→ **EXERCISE**: Search the records for the string "description" and copy every line where it turns up.

→ **EXERCISE MATERIAL**:
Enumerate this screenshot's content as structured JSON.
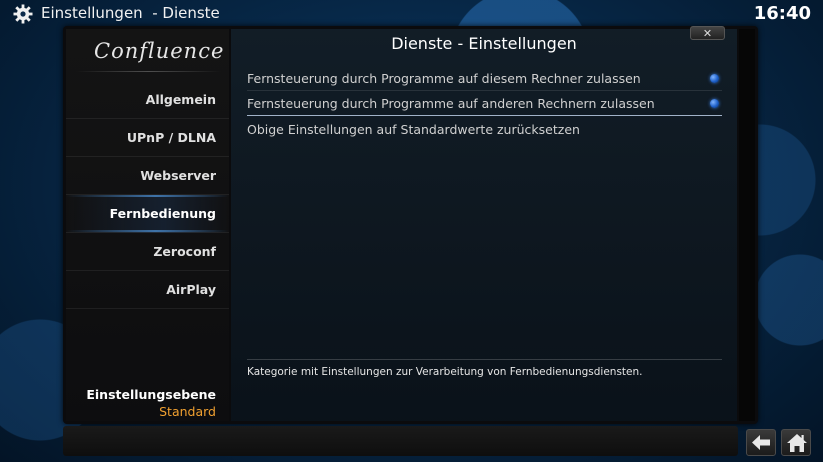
{
  "header": {
    "title": "Einstellungen  - Dienste",
    "time": "16:40"
  },
  "sidebar": {
    "logo": "Confluence",
    "items": [
      {
        "label": "Allgemein",
        "active": false
      },
      {
        "label": "UPnP / DLNA",
        "active": false
      },
      {
        "label": "Webserver",
        "active": false
      },
      {
        "label": "Fernbedienung",
        "active": true
      },
      {
        "label": "Zeroconf",
        "active": false
      },
      {
        "label": "AirPlay",
        "active": false
      }
    ],
    "level_label": "Einstellungsebene",
    "level_value": "Standard"
  },
  "content": {
    "heading": "Dienste - Einstellungen",
    "close_label": "✕",
    "settings": [
      {
        "label": "Fernsteuerung durch Programme auf diesem Rechner zulassen",
        "enabled": true
      },
      {
        "label": "Fernsteuerung durch Programme auf anderen Rechnern zulassen",
        "enabled": true
      },
      {
        "label": "Obige Einstellungen auf Standardwerte zurücksetzen"
      }
    ],
    "description": "Kategorie mit Einstellungen zur Verarbeitung von Fernbedienungsdiensten."
  },
  "footer": {
    "back_icon": "back-arrow-icon",
    "home_icon": "home-icon"
  },
  "colors": {
    "accent": "#f0a030",
    "radio": "#1d5fc8"
  }
}
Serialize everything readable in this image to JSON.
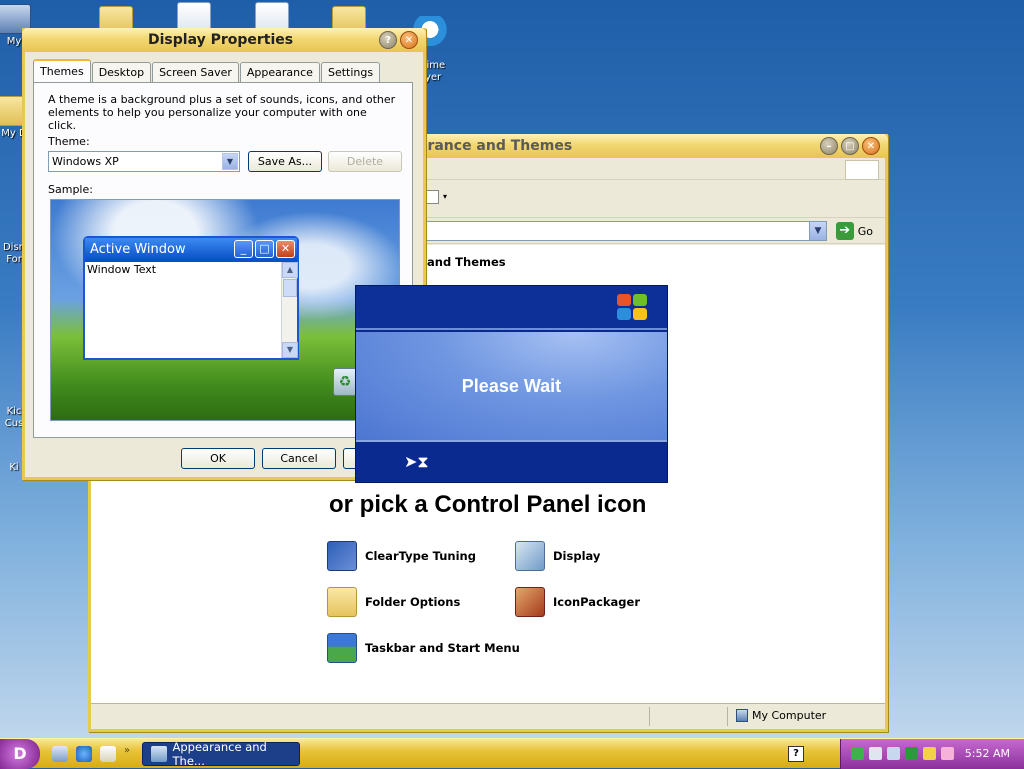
{
  "desktop": {
    "icons": [
      {
        "label": "My"
      },
      {
        "label": "My D"
      },
      {
        "label": "Disn\nFor"
      },
      {
        "label": "Kic\nCus"
      },
      {
        "label": "Ki"
      },
      {
        "label": "kTime\nayer"
      }
    ]
  },
  "control_panel": {
    "title": "arance and Themes",
    "heading_small": "and Themes",
    "heading_big": "or pick a Control Panel icon",
    "go_label": "Go",
    "items": [
      {
        "label": "ClearType Tuning",
        "icon": "cleartype-icon"
      },
      {
        "label": "Display",
        "icon": "display-icon"
      },
      {
        "label": "Folder Options",
        "icon": "folder-options-icon"
      },
      {
        "label": "IconPackager",
        "icon": "iconpackager-icon"
      },
      {
        "label": "Taskbar and Start Menu",
        "icon": "taskbar-icon"
      }
    ],
    "status_location": "My Computer"
  },
  "display_properties": {
    "title": "Display Properties",
    "tabs": [
      "Themes",
      "Desktop",
      "Screen Saver",
      "Appearance",
      "Settings"
    ],
    "active_tab": "Themes",
    "description": "A theme is a background plus a set of sounds, icons, and other elements to help you personalize your computer with one click.",
    "theme_label": "Theme:",
    "theme_value": "Windows XP",
    "save_as_label": "Save As...",
    "delete_label": "Delete",
    "sample_label": "Sample:",
    "sample_window_title": "Active Window",
    "sample_window_text": "Window Text",
    "ok_label": "OK",
    "cancel_label": "Cancel"
  },
  "please_wait": {
    "text": "Please Wait"
  },
  "taskbar": {
    "task_label": "Appearance and The...",
    "clock": "5:52 AM"
  },
  "colors": {
    "title_gold": "#e8c552",
    "wait_blue": "#0a2a8f",
    "tray_purple": "#8c2f9d"
  }
}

→ **ANSWER TO THE PROBLEM**:
    "description": "Kategorie mit Einstellungen zur Verarbeitung von Fernbedienungsdiensten."
    "description": "A theme is a background plus a set of sounds, icons, and other elements to help you personalize your computer with one click.",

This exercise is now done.